A computer operator (Goldberg) at a bank is plunged into an exciting world of international intrigue, danger and romance when her terminal gets an S.O.S. from "Jumpin' Jack Flash," a British spy stranded in Eastern Europe. She is soon matching wits with the deadliest members of the CIA to the KGB. Jon Lovitz and Jim Belushi co-star in this suspenseful, fast-paced and murderously funny comedy.

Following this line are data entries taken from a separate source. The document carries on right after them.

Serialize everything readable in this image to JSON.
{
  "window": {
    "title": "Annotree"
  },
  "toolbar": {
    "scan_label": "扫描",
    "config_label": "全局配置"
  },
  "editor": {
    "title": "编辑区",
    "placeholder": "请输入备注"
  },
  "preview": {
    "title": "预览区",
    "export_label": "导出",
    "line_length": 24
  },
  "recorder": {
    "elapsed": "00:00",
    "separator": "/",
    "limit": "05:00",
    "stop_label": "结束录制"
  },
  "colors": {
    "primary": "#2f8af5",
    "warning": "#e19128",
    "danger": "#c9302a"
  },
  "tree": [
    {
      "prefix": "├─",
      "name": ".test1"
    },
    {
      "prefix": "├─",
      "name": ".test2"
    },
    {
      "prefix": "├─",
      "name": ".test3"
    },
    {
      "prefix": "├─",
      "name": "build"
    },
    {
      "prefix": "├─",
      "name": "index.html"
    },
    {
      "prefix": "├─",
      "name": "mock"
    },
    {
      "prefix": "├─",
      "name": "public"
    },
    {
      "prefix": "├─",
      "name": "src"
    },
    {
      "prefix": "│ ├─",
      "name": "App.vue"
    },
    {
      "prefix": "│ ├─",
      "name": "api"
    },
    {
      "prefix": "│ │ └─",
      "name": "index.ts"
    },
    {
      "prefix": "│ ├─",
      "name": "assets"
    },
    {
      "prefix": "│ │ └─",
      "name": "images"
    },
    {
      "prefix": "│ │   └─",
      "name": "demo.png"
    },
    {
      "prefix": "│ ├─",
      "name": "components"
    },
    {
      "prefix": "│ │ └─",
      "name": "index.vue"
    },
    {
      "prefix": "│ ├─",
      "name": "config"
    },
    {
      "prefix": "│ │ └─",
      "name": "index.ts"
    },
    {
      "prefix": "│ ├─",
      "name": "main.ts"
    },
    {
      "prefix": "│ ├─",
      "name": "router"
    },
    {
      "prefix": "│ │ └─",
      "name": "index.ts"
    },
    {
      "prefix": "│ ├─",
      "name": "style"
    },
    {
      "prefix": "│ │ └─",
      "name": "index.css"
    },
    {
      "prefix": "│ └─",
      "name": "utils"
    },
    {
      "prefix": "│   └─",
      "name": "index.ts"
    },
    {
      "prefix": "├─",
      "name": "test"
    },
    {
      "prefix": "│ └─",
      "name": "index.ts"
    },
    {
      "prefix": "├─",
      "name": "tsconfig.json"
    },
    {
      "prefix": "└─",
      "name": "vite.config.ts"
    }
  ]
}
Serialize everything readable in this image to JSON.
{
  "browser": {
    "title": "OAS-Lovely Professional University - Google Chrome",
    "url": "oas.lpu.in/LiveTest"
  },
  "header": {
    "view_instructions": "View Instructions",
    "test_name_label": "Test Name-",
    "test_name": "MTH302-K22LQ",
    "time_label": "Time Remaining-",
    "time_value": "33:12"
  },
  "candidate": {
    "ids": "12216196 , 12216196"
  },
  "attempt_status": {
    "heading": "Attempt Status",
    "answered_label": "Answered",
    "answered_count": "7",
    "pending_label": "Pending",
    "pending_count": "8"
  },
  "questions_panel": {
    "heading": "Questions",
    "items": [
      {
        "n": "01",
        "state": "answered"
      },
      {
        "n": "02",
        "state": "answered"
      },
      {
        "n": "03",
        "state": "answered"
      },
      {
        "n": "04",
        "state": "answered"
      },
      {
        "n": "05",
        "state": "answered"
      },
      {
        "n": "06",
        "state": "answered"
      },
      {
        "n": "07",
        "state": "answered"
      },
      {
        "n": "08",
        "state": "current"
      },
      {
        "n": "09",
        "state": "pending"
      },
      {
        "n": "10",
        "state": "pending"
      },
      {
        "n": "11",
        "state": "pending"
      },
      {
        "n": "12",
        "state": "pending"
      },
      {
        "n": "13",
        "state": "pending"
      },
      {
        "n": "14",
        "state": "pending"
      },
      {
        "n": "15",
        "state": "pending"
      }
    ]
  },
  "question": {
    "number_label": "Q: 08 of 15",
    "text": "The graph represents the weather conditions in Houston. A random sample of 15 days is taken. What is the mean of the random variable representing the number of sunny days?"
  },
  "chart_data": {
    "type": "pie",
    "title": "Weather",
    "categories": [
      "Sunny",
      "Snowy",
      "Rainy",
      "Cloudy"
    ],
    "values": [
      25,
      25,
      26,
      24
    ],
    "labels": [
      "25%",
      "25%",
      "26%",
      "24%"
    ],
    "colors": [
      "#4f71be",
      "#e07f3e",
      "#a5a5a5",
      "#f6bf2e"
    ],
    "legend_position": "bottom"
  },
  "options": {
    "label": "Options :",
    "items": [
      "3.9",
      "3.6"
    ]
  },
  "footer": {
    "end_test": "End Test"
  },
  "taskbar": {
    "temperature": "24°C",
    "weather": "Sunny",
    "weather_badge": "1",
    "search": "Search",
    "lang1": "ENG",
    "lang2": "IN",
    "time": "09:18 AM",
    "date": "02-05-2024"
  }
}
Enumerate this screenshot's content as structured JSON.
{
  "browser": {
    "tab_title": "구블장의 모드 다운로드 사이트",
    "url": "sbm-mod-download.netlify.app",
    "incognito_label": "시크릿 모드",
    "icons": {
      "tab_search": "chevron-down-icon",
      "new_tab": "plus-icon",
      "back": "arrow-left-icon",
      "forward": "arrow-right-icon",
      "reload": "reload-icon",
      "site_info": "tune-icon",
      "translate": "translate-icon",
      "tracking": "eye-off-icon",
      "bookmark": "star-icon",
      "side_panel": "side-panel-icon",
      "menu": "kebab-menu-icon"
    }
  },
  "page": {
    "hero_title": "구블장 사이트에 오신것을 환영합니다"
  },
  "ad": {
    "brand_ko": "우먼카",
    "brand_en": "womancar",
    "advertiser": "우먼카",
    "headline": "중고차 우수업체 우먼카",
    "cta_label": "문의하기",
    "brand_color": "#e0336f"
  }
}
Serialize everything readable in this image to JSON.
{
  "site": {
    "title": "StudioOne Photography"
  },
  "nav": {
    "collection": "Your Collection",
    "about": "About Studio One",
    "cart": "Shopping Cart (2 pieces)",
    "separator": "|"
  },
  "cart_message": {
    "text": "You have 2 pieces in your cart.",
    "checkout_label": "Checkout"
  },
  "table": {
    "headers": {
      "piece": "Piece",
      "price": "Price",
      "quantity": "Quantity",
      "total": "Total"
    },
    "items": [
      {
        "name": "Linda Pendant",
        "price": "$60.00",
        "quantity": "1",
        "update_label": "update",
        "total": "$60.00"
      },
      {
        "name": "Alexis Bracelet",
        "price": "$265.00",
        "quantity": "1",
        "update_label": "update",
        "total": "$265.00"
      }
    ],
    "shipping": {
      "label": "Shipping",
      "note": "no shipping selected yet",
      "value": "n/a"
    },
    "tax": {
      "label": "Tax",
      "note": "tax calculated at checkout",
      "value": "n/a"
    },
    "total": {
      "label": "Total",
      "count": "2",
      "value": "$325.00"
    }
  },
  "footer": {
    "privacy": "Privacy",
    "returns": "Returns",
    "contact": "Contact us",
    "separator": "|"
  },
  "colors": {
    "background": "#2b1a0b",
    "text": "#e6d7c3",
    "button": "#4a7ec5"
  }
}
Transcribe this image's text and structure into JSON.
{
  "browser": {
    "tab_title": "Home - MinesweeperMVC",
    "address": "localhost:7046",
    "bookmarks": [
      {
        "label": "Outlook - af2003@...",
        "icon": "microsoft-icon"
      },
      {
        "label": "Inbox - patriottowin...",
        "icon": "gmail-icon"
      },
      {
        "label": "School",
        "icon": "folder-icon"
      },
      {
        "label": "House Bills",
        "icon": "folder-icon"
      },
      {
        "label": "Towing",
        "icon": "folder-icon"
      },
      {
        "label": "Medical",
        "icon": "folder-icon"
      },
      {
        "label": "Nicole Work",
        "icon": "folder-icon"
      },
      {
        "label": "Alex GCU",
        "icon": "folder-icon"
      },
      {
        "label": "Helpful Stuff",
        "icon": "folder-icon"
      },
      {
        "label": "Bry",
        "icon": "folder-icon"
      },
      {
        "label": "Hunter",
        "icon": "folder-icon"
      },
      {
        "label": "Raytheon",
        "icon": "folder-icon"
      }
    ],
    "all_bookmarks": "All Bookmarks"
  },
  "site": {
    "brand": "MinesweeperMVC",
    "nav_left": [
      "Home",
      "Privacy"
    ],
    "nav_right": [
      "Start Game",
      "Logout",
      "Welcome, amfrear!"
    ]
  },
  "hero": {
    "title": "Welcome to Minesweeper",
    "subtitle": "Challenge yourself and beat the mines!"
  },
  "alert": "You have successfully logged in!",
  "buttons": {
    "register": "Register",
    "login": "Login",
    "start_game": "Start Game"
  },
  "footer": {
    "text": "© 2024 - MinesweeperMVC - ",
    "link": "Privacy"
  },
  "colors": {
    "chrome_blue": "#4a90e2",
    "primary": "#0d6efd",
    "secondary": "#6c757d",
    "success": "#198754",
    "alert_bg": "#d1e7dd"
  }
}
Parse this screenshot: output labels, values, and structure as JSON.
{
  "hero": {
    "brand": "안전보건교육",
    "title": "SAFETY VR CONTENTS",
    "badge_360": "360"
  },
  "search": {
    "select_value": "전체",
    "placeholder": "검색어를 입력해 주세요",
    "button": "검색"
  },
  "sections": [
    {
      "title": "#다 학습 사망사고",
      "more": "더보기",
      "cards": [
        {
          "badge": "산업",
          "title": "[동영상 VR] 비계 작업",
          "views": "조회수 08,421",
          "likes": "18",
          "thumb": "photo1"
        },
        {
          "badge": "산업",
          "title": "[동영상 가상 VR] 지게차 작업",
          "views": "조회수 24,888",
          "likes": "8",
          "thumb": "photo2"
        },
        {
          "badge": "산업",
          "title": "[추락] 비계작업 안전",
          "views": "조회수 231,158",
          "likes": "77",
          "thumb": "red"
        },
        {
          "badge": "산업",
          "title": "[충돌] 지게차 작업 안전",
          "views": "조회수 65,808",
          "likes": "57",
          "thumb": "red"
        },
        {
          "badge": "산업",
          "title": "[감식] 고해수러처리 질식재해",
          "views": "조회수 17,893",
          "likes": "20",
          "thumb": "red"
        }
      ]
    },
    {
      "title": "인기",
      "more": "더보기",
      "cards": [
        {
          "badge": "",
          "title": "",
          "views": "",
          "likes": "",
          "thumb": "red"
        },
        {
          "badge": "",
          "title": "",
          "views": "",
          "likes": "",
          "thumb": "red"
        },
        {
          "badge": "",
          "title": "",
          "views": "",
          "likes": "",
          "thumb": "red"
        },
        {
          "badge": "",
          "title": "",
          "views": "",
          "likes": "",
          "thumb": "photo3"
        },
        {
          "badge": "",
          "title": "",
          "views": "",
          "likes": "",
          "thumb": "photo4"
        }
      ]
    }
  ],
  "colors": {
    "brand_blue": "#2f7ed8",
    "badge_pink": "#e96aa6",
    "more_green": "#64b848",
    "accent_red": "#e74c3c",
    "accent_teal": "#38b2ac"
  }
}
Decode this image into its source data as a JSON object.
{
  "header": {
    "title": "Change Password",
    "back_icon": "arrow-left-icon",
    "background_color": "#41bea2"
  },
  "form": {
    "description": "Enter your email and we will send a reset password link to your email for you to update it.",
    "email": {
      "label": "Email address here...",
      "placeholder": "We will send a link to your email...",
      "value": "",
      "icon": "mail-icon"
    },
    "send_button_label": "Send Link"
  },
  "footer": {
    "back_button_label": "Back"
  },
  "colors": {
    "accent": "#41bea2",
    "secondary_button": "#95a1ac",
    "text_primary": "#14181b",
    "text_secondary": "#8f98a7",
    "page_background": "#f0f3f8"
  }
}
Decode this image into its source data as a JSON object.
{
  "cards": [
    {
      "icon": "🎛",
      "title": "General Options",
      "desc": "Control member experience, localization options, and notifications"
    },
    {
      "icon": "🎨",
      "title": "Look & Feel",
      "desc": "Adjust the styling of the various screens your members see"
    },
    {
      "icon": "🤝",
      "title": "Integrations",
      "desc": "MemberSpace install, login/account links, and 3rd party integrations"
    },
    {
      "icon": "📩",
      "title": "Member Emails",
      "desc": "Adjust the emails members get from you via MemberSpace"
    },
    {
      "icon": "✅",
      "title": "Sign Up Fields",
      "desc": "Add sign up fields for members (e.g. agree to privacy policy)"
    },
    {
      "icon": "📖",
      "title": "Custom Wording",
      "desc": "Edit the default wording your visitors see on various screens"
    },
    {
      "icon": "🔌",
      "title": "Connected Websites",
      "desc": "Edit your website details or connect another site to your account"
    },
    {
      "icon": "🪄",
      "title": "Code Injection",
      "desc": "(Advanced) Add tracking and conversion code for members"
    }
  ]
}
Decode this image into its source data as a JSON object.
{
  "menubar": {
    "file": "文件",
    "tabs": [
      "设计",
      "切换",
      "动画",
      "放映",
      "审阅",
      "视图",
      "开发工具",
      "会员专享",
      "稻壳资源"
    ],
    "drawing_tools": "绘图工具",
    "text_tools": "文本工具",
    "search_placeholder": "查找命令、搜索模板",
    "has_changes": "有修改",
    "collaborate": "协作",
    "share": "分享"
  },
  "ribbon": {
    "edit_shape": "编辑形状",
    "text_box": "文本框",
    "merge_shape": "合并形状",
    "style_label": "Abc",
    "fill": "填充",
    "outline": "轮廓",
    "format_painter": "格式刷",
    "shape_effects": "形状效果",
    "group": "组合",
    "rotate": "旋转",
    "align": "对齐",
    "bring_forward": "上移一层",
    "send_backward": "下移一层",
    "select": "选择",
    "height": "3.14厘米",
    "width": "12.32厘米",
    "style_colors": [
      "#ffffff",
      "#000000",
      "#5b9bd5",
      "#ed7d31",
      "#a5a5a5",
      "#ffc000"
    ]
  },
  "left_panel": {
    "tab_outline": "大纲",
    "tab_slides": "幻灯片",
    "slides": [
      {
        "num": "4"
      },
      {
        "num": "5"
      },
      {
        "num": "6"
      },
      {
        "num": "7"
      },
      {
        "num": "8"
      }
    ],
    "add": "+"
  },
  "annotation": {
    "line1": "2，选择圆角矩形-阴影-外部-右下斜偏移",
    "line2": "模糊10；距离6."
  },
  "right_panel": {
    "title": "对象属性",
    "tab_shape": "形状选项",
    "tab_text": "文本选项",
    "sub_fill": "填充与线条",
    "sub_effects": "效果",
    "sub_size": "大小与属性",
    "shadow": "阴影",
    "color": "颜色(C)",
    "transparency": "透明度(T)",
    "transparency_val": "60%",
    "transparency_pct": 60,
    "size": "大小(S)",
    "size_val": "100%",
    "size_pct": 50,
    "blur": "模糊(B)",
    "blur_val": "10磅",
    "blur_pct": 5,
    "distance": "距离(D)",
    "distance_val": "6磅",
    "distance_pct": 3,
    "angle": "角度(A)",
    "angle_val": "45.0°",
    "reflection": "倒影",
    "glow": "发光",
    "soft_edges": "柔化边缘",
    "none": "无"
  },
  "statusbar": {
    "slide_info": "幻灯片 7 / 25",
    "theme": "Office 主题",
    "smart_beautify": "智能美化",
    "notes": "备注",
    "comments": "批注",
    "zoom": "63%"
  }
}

Whoopi Goldberg (The Color Purple) gives one of her earliest and finest film performances as Terry Doolittle, a computer programmer who unwittingly becomes embroiled in an international espionage scheme, forced to outmaneuver the CIA and KGB in this riotous 1986 Cold War comedy. Doolittle, the outspoken and irreverent employee of an international bank, is working overtime one evening when her terminal receives an encrypted message pleading for help from Jumpin Jack Flash, code name for a British spy (Jonathan Pryce) trapped in Eastern Europe. At first reluctantly and then audaciously, Doolittle becomes privy to his predicament and essential to his escape while delivering a steady stream of ribald one-liners and witty slapstickwhether its her Mick Jagger impersonation, police station meltdown, or infamous dress-caught-in-the-paper-shredder escapade at the British Consulate ball. A host of supporting talent includes Annie Potts, Jon Lovitz, Jim Belushi, the late Phil Hartman, and Stephen Collins (who shines as Marty, the mole), yet the film belongs to Whoopi. Though the plot is far-fetched and often flimsy, Penny Marshall (in her directorial debut) gives Goldberg enough latitude to showcase her immense talent in a role she obviously relishesand audiences will too. Rated R for extreme profanity and mature themes. --Lynn Gibson